The Indian Army led efforts of counter terrorism addressed the military domain of eliminating terrorists, foreign and local. However, to break the ecosystem which generates and regenerates terrorists and over ground workers it needed to do more in other domains. Among this was the necessity to neutralise the radicalisation efforts of Pakistan including de-radicalisation of those already deep in the throes of radical belief. Agreeably this is not the responsibility of the Indian Army. Specialist organisations with academics, psychologists, members of moderate clergy and social scientists are required for it. In the absence of these, it is the Army which has mostly been raising the dire necessity for such a system. To its credit India, although late in rising to it, has adopted a professional approach through deep study and instituted mechanisms especially after the attempted IS footprint manifested and was seen to emerge in India too, although none too successfully. Many international models were studied including a very interesting one from Singapore which harnesses the services of internet savvy members of the clergy (called Internet Imams) to impart religious instruction and respond to many online queries on religion. Vivekanand International Foundation (VIF) of which I am a Distinguished Fellow has in recent years held three international conferences on de-radicalisation and counter radicalisation.

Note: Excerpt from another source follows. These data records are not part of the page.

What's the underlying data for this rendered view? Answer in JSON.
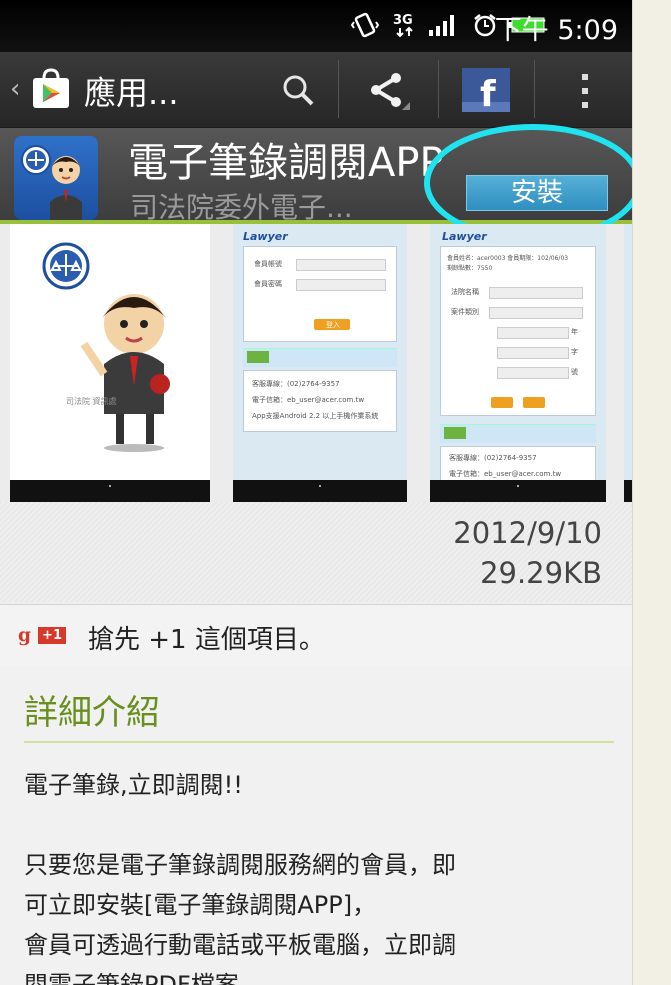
{
  "status_bar": {
    "time": "下午 5:09"
  },
  "action_bar": {
    "title": "應用..."
  },
  "app": {
    "title": "電子筆錄調閱APP",
    "developer": "司法院委外電子...",
    "install_label": "安裝"
  },
  "screenshots": {
    "shot1_caption": "司法院 資訊處",
    "shot2": {
      "logo": "Lawyer",
      "field1_label": "會員帳號",
      "field2_label": "會員密碼",
      "login_label": "登入",
      "info_line1": "客服專線：(02)2764-9357",
      "info_line2": "電子信箱：eb_user@acer.com.tw",
      "info_line3": "App支援Android 2.2 以上手機作業系統"
    },
    "shot3": {
      "logo": "Lawyer",
      "line1": "會員姓名：acer0003  會員期限：102/06/03",
      "line2": "剩餘點數：7550",
      "label_court": "法院名稱",
      "label_case": "案件類別",
      "label_year": "年",
      "label_word": "字",
      "label_no": "號",
      "info_line1": "客服專線：(02)2764-9357",
      "info_line2": "電子信箱：eb_user@acer.com.tw"
    }
  },
  "meta": {
    "date": "2012/9/10",
    "size": "29.29KB"
  },
  "plus_one": {
    "badge": "+1",
    "label": "搶先 +1 這個項目。"
  },
  "details": {
    "title": "詳細介紹",
    "line1": "電子筆錄,立即調閱!!",
    "line2": "只要您是電子筆錄調閱服務網的會員，即",
    "line3": "可立即安裝[電子筆錄調閱APP]，",
    "line4": "會員可透過行動電話或平板電腦，立即調",
    "line5": "閱電子筆錄PDF檔案。"
  },
  "colors": {
    "accent_green": "#98c03b",
    "install_blue": "#2f8fc0",
    "highlight_cyan": "#1fe4f0",
    "details_title": "#6a8f1f"
  },
  "icons": [
    "vibrate-icon",
    "3g-icon",
    "signal-icon",
    "alarm-icon",
    "battery-icon",
    "play-store-icon",
    "search-icon",
    "share-icon",
    "facebook-icon",
    "overflow-menu-icon",
    "gplus-icon"
  ]
}
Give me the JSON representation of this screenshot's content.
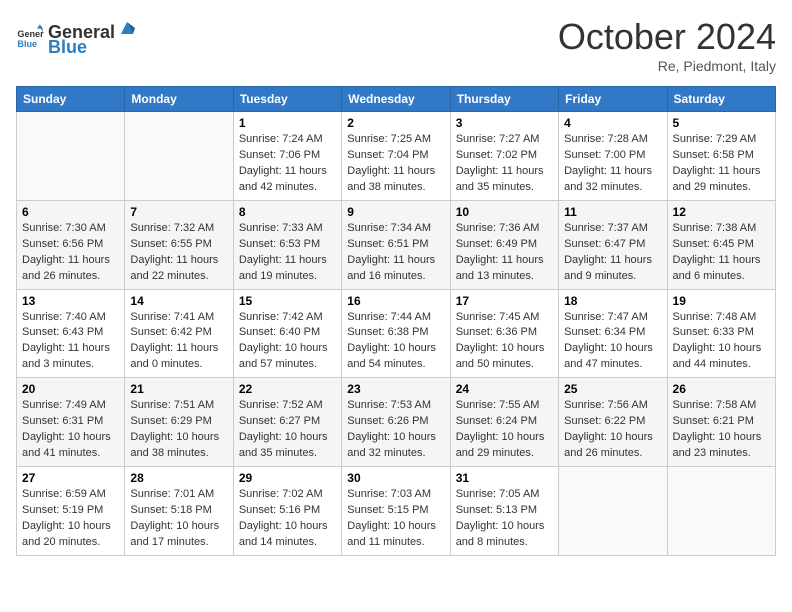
{
  "header": {
    "logo_general": "General",
    "logo_blue": "Blue",
    "month_title": "October 2024",
    "location": "Re, Piedmont, Italy"
  },
  "days_of_week": [
    "Sunday",
    "Monday",
    "Tuesday",
    "Wednesday",
    "Thursday",
    "Friday",
    "Saturday"
  ],
  "weeks": [
    [
      {
        "day": "",
        "info": ""
      },
      {
        "day": "",
        "info": ""
      },
      {
        "day": "1",
        "info": "Sunrise: 7:24 AM\nSunset: 7:06 PM\nDaylight: 11 hours and 42 minutes."
      },
      {
        "day": "2",
        "info": "Sunrise: 7:25 AM\nSunset: 7:04 PM\nDaylight: 11 hours and 38 minutes."
      },
      {
        "day": "3",
        "info": "Sunrise: 7:27 AM\nSunset: 7:02 PM\nDaylight: 11 hours and 35 minutes."
      },
      {
        "day": "4",
        "info": "Sunrise: 7:28 AM\nSunset: 7:00 PM\nDaylight: 11 hours and 32 minutes."
      },
      {
        "day": "5",
        "info": "Sunrise: 7:29 AM\nSunset: 6:58 PM\nDaylight: 11 hours and 29 minutes."
      }
    ],
    [
      {
        "day": "6",
        "info": "Sunrise: 7:30 AM\nSunset: 6:56 PM\nDaylight: 11 hours and 26 minutes."
      },
      {
        "day": "7",
        "info": "Sunrise: 7:32 AM\nSunset: 6:55 PM\nDaylight: 11 hours and 22 minutes."
      },
      {
        "day": "8",
        "info": "Sunrise: 7:33 AM\nSunset: 6:53 PM\nDaylight: 11 hours and 19 minutes."
      },
      {
        "day": "9",
        "info": "Sunrise: 7:34 AM\nSunset: 6:51 PM\nDaylight: 11 hours and 16 minutes."
      },
      {
        "day": "10",
        "info": "Sunrise: 7:36 AM\nSunset: 6:49 PM\nDaylight: 11 hours and 13 minutes."
      },
      {
        "day": "11",
        "info": "Sunrise: 7:37 AM\nSunset: 6:47 PM\nDaylight: 11 hours and 9 minutes."
      },
      {
        "day": "12",
        "info": "Sunrise: 7:38 AM\nSunset: 6:45 PM\nDaylight: 11 hours and 6 minutes."
      }
    ],
    [
      {
        "day": "13",
        "info": "Sunrise: 7:40 AM\nSunset: 6:43 PM\nDaylight: 11 hours and 3 minutes."
      },
      {
        "day": "14",
        "info": "Sunrise: 7:41 AM\nSunset: 6:42 PM\nDaylight: 11 hours and 0 minutes."
      },
      {
        "day": "15",
        "info": "Sunrise: 7:42 AM\nSunset: 6:40 PM\nDaylight: 10 hours and 57 minutes."
      },
      {
        "day": "16",
        "info": "Sunrise: 7:44 AM\nSunset: 6:38 PM\nDaylight: 10 hours and 54 minutes."
      },
      {
        "day": "17",
        "info": "Sunrise: 7:45 AM\nSunset: 6:36 PM\nDaylight: 10 hours and 50 minutes."
      },
      {
        "day": "18",
        "info": "Sunrise: 7:47 AM\nSunset: 6:34 PM\nDaylight: 10 hours and 47 minutes."
      },
      {
        "day": "19",
        "info": "Sunrise: 7:48 AM\nSunset: 6:33 PM\nDaylight: 10 hours and 44 minutes."
      }
    ],
    [
      {
        "day": "20",
        "info": "Sunrise: 7:49 AM\nSunset: 6:31 PM\nDaylight: 10 hours and 41 minutes."
      },
      {
        "day": "21",
        "info": "Sunrise: 7:51 AM\nSunset: 6:29 PM\nDaylight: 10 hours and 38 minutes."
      },
      {
        "day": "22",
        "info": "Sunrise: 7:52 AM\nSunset: 6:27 PM\nDaylight: 10 hours and 35 minutes."
      },
      {
        "day": "23",
        "info": "Sunrise: 7:53 AM\nSunset: 6:26 PM\nDaylight: 10 hours and 32 minutes."
      },
      {
        "day": "24",
        "info": "Sunrise: 7:55 AM\nSunset: 6:24 PM\nDaylight: 10 hours and 29 minutes."
      },
      {
        "day": "25",
        "info": "Sunrise: 7:56 AM\nSunset: 6:22 PM\nDaylight: 10 hours and 26 minutes."
      },
      {
        "day": "26",
        "info": "Sunrise: 7:58 AM\nSunset: 6:21 PM\nDaylight: 10 hours and 23 minutes."
      }
    ],
    [
      {
        "day": "27",
        "info": "Sunrise: 6:59 AM\nSunset: 5:19 PM\nDaylight: 10 hours and 20 minutes."
      },
      {
        "day": "28",
        "info": "Sunrise: 7:01 AM\nSunset: 5:18 PM\nDaylight: 10 hours and 17 minutes."
      },
      {
        "day": "29",
        "info": "Sunrise: 7:02 AM\nSunset: 5:16 PM\nDaylight: 10 hours and 14 minutes."
      },
      {
        "day": "30",
        "info": "Sunrise: 7:03 AM\nSunset: 5:15 PM\nDaylight: 10 hours and 11 minutes."
      },
      {
        "day": "31",
        "info": "Sunrise: 7:05 AM\nSunset: 5:13 PM\nDaylight: 10 hours and 8 minutes."
      },
      {
        "day": "",
        "info": ""
      },
      {
        "day": "",
        "info": ""
      }
    ]
  ]
}
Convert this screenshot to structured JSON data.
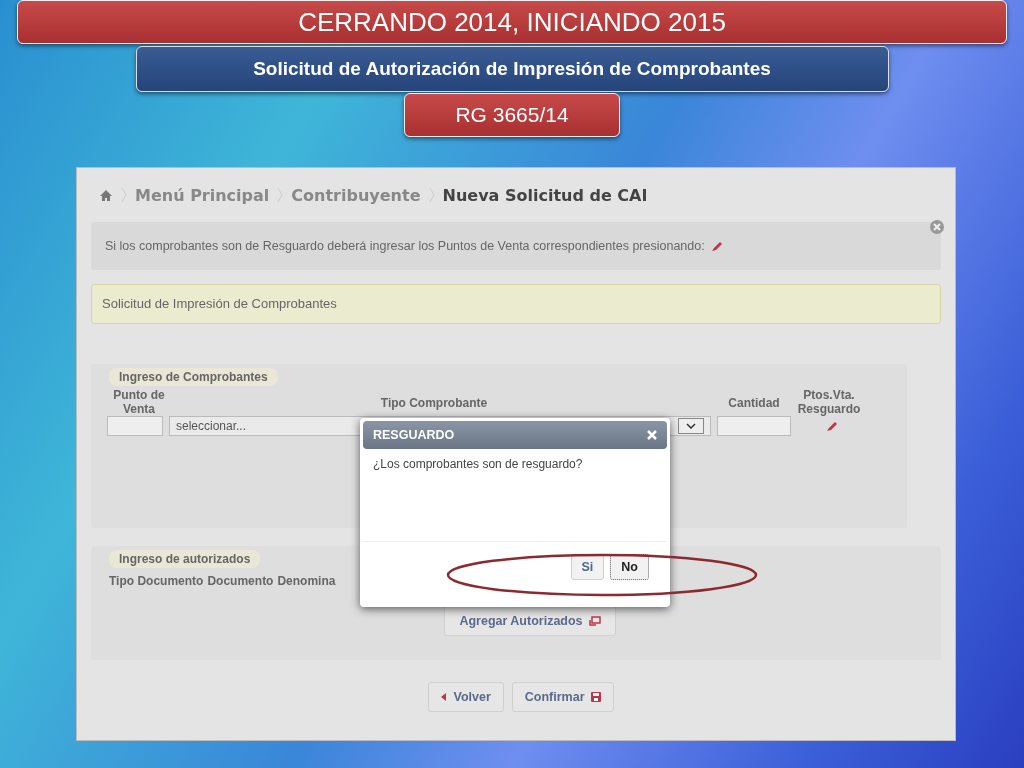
{
  "slide": {
    "title": "CERRANDO 2014, INICIANDO 2015",
    "subtitle": "Solicitud de Autorización de Impresión de Comprobantes",
    "tag": "RG 3665/14"
  },
  "breadcrumb": [
    {
      "label": "Menú Principal",
      "current": false
    },
    {
      "label": "Contribuyente",
      "current": false
    },
    {
      "label": "Nueva Solicitud de CAI",
      "current": true
    }
  ],
  "notice": {
    "text": "Si los comprobantes son de Resguardo deberá ingresar los Puntos de Venta correspondientes presionando:"
  },
  "section_title": "Solicitud de Impresión de Comprobantes",
  "comprobantes": {
    "legend": "Ingreso de Comprobantes",
    "columns": [
      {
        "label": "Punto de Venta"
      },
      {
        "label": "Tipo Comprobante"
      },
      {
        "label": "Cantidad"
      },
      {
        "label": "Ptos.Vta. Resguardo"
      }
    ],
    "select_value": "seleccionar..."
  },
  "autorizados": {
    "legend": "Ingreso de autorizados",
    "columns": [
      "Tipo Documento",
      "Documento",
      "Denomina"
    ],
    "add_button": "Agregar Autorizados"
  },
  "actions": [
    {
      "label": "Volver",
      "kind": "back"
    },
    {
      "label": "Confirmar",
      "kind": "save"
    }
  ],
  "dialog": {
    "title": "RESGUARDO",
    "message": "¿Los comprobantes son de resguardo?",
    "buttons": [
      {
        "label": "Si",
        "focused": false
      },
      {
        "label": "No",
        "focused": true
      }
    ]
  }
}
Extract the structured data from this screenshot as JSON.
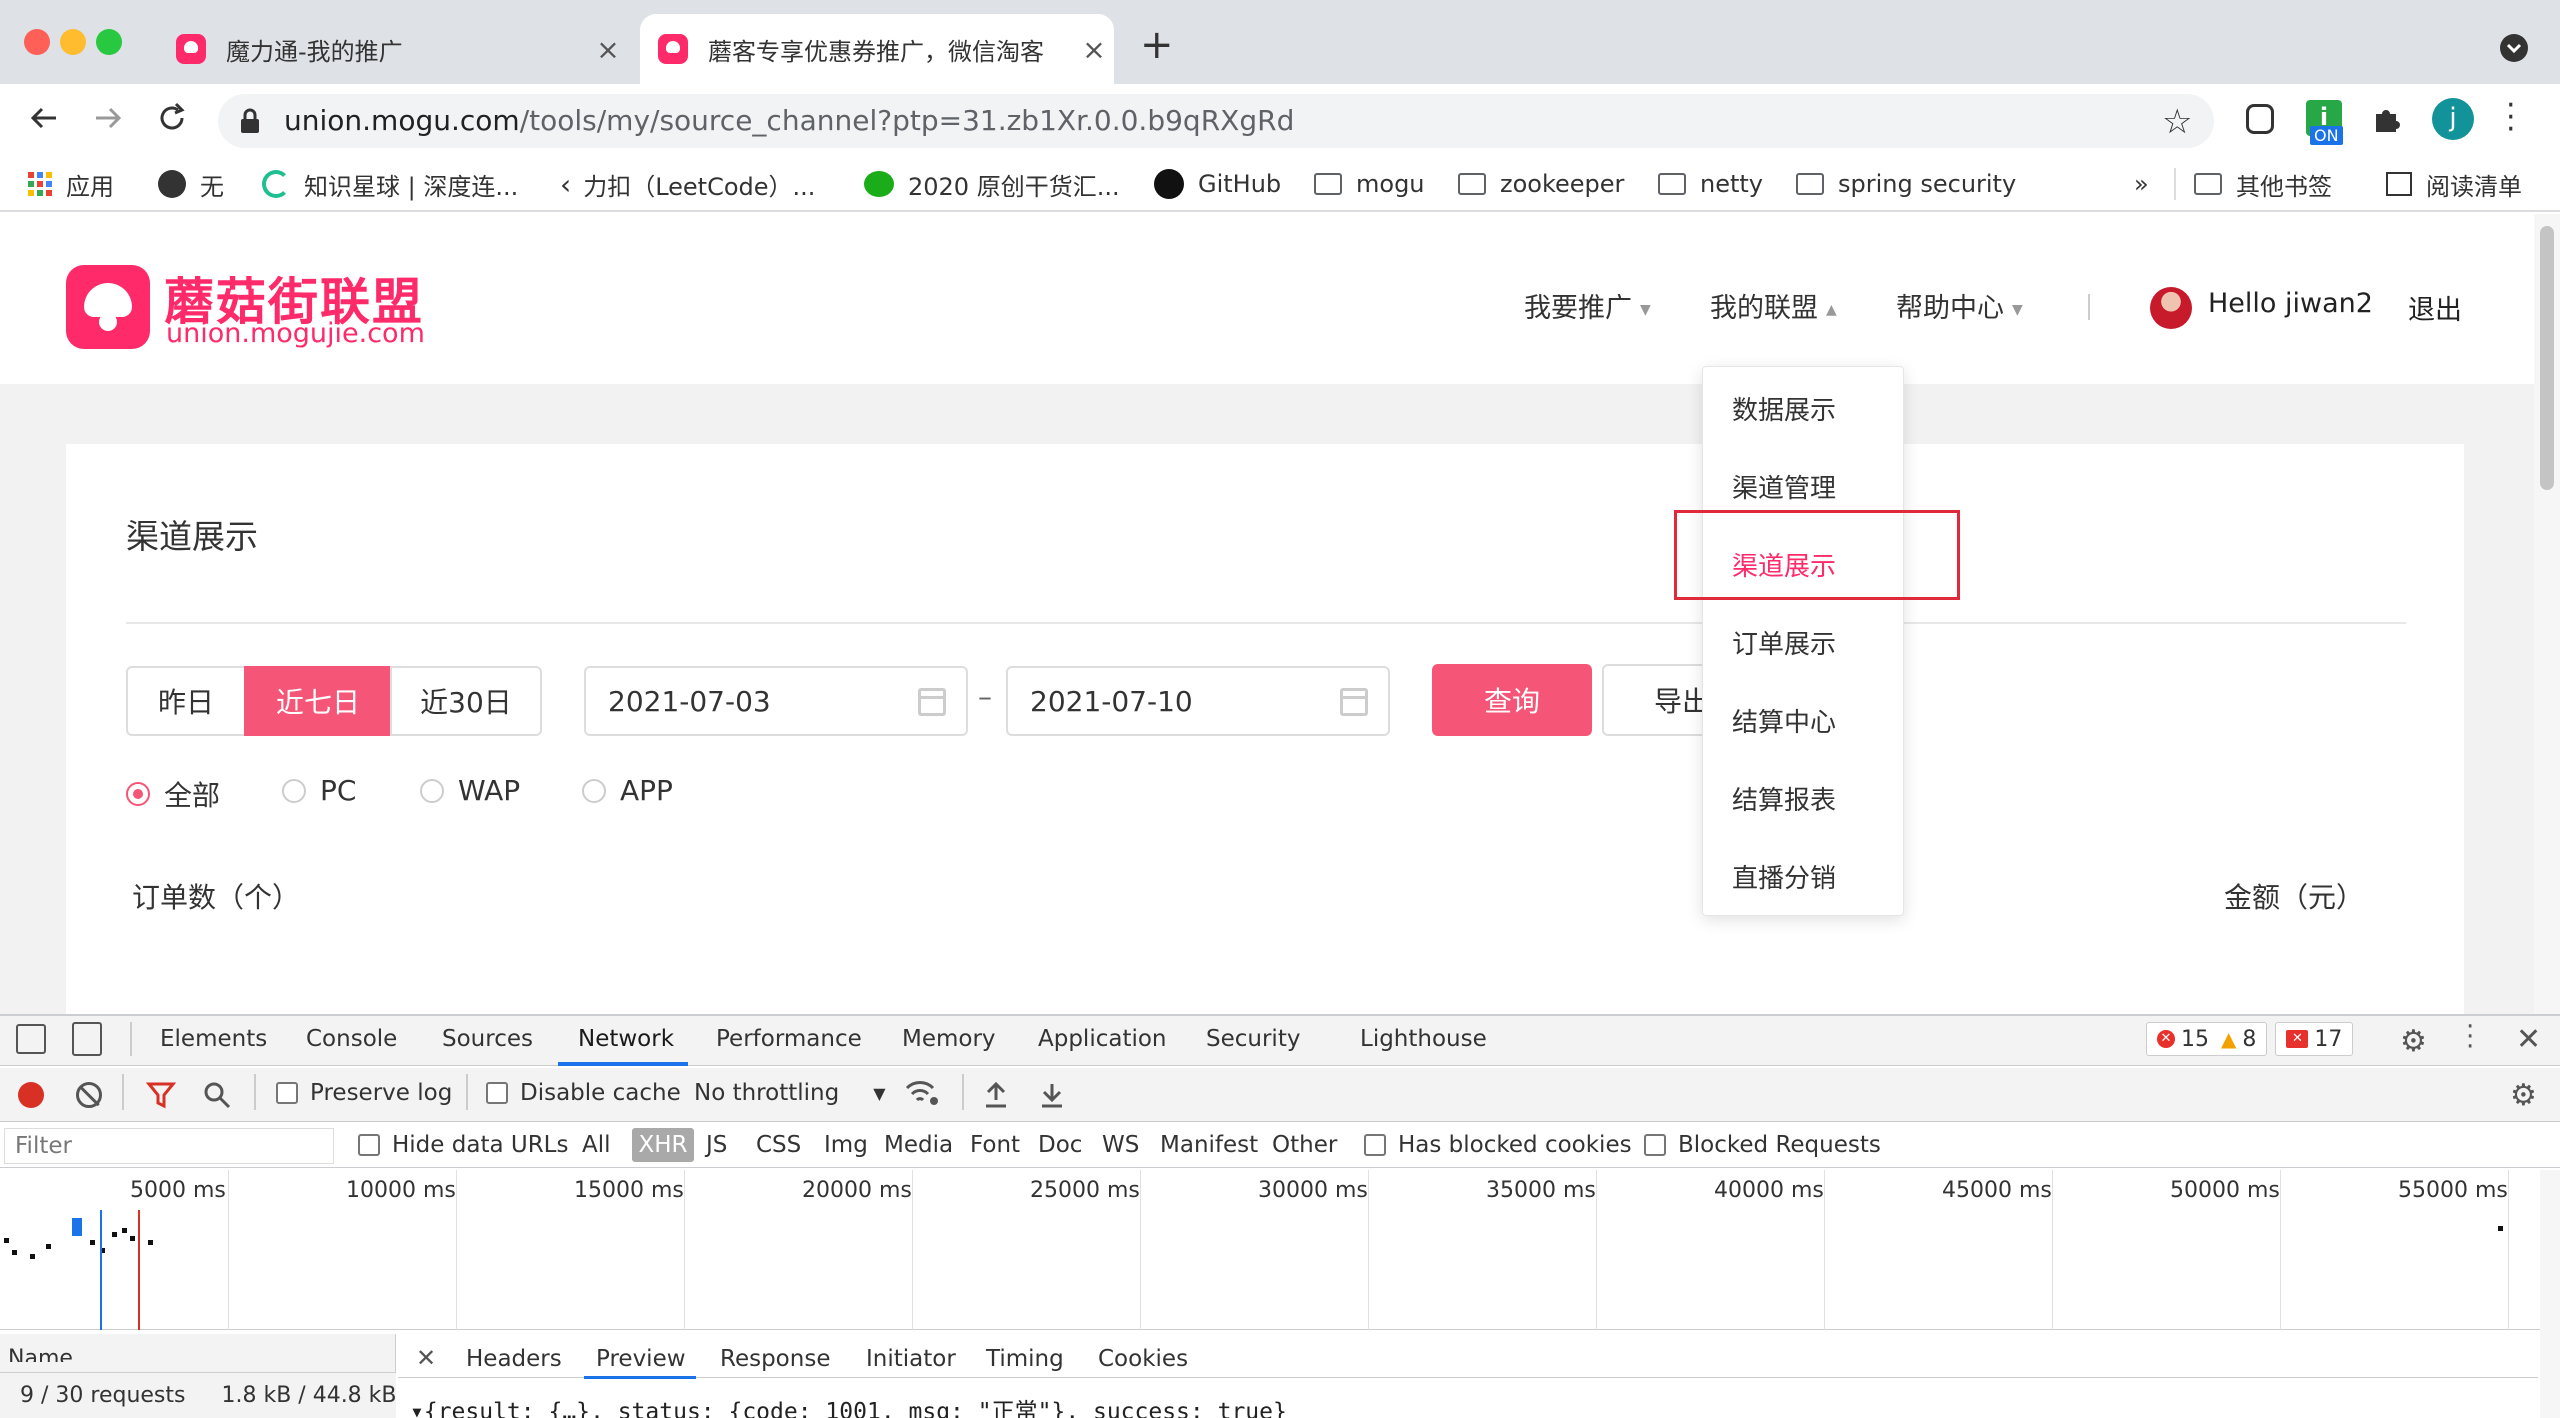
{
  "browser": {
    "tabs": [
      {
        "title": "魔力通-我的推广"
      },
      {
        "title": "蘑客专享优惠券推广，微信淘客"
      }
    ],
    "address": {
      "host": "union.mogu.com",
      "path": "/tools/my/source_channel?ptp=31.zb1Xr.0.0.b9qRXgRd"
    },
    "extension_badge": "ON",
    "profile_initial": "j",
    "bookmarks": [
      {
        "label": "应用",
        "icon": "apps-grid-icon"
      },
      {
        "label": "无",
        "icon": "globe-icon"
      },
      {
        "label": "知识星球 | 深度连...",
        "icon": "loading-ring-icon"
      },
      {
        "label": "力扣（LeetCode）...",
        "icon": "leetcode-icon"
      },
      {
        "label": "2020 原创干货汇...",
        "icon": "wechat-icon"
      },
      {
        "label": "GitHub",
        "icon": "github-icon"
      },
      {
        "label": "mogu",
        "icon": "folder-icon"
      },
      {
        "label": "zookeeper",
        "icon": "folder-icon"
      },
      {
        "label": "netty",
        "icon": "folder-icon"
      },
      {
        "label": "spring security",
        "icon": "folder-icon"
      }
    ],
    "bookmarks_overflow": "»",
    "other_bookmarks": "其他书签",
    "reading_list": "阅读清单"
  },
  "site": {
    "logo_cn": "蘑菇街联盟",
    "logo_en": "union.mogujie.com",
    "nav": [
      {
        "label": "我要推广"
      },
      {
        "label": "我的联盟"
      },
      {
        "label": "帮助中心"
      }
    ],
    "greeting": "Hello jiwan2",
    "logout": "退出",
    "brand_color": "#ff2a6a"
  },
  "dropdown": {
    "items": [
      {
        "label": "数据展示"
      },
      {
        "label": "渠道管理"
      },
      {
        "label": "渠道展示",
        "selected": true
      },
      {
        "label": "订单展示"
      },
      {
        "label": "结算中心"
      },
      {
        "label": "结算报表"
      },
      {
        "label": "直播分销"
      }
    ]
  },
  "main": {
    "title": "渠道展示",
    "ranges": [
      {
        "label": "昨日"
      },
      {
        "label": "近七日",
        "active": true
      },
      {
        "label": "近30日"
      }
    ],
    "start_date": "2021-07-03",
    "date_separator": "–",
    "end_date": "2021-07-10",
    "query_label": "查询",
    "export_label": "导出",
    "platforms": [
      {
        "label": "全部",
        "selected": true
      },
      {
        "label": "PC"
      },
      {
        "label": "WAP"
      },
      {
        "label": "APP"
      }
    ],
    "orders_label": "订单数（个）",
    "amount_label": "金额（元）"
  },
  "devtools": {
    "tabs": [
      "Elements",
      "Console",
      "Sources",
      "Network",
      "Performance",
      "Memory",
      "Application",
      "Security",
      "Lighthouse"
    ],
    "active_tab": "Network",
    "errors": "15",
    "warnings": "8",
    "issues": "17",
    "toolbar": {
      "preserve_log": "Preserve log",
      "disable_cache": "Disable cache",
      "throttling": "No throttling"
    },
    "filter": {
      "placeholder": "Filter",
      "hide_data_urls": "Hide data URLs",
      "types": [
        "All",
        "XHR",
        "JS",
        "CSS",
        "Img",
        "Media",
        "Font",
        "Doc",
        "WS",
        "Manifest",
        "Other"
      ],
      "active_type": "XHR",
      "has_blocked_cookies": "Has blocked cookies",
      "blocked_requests": "Blocked Requests"
    },
    "timeline_ticks": [
      "5000 ms",
      "10000 ms",
      "15000 ms",
      "20000 ms",
      "25000 ms",
      "30000 ms",
      "35000 ms",
      "40000 ms",
      "45000 ms",
      "50000 ms",
      "55000 ms"
    ],
    "name_header": "Name",
    "requests": "9 / 30 requests",
    "transferred": "1.8 kB / 44.8 kB",
    "detail_tabs": [
      "Headers",
      "Preview",
      "Response",
      "Initiator",
      "Timing",
      "Cookies"
    ],
    "active_detail_tab": "Preview",
    "preview": "▾{result: {…}, status: {code: 1001, msg: \"正常\"}, success: true}"
  }
}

Thus the CDS was not wrong in his inclusion of radicalisation as a socio-military threat and was well within his right to speak and discuss it in a public forum. However, for some reason the mention of de-radicalisation camps throws up the perception of Chinese detention camps for the Uyghur Muslims of Xinjiang where efforts to exterminate various aspects of Islamic belief are rife. Those can hardly be in line with India’s democratic and secular credentials. There do not exist any such camps in India. What does exist is a de-radicalisation and counter radicalisation program which is progressively refining itself. It includes the counselling of affected youth, parents, siblings, police, social scientists and even members of the clergy. It is non-coercive and follows all principles of human rights. Hearing all this would have been music to the ears of the avid India watchers attending the Raisina Dialogue. I do hope it’s now clear to our readers what the difference is between de-radicalisation camps and a de-radicalisation system.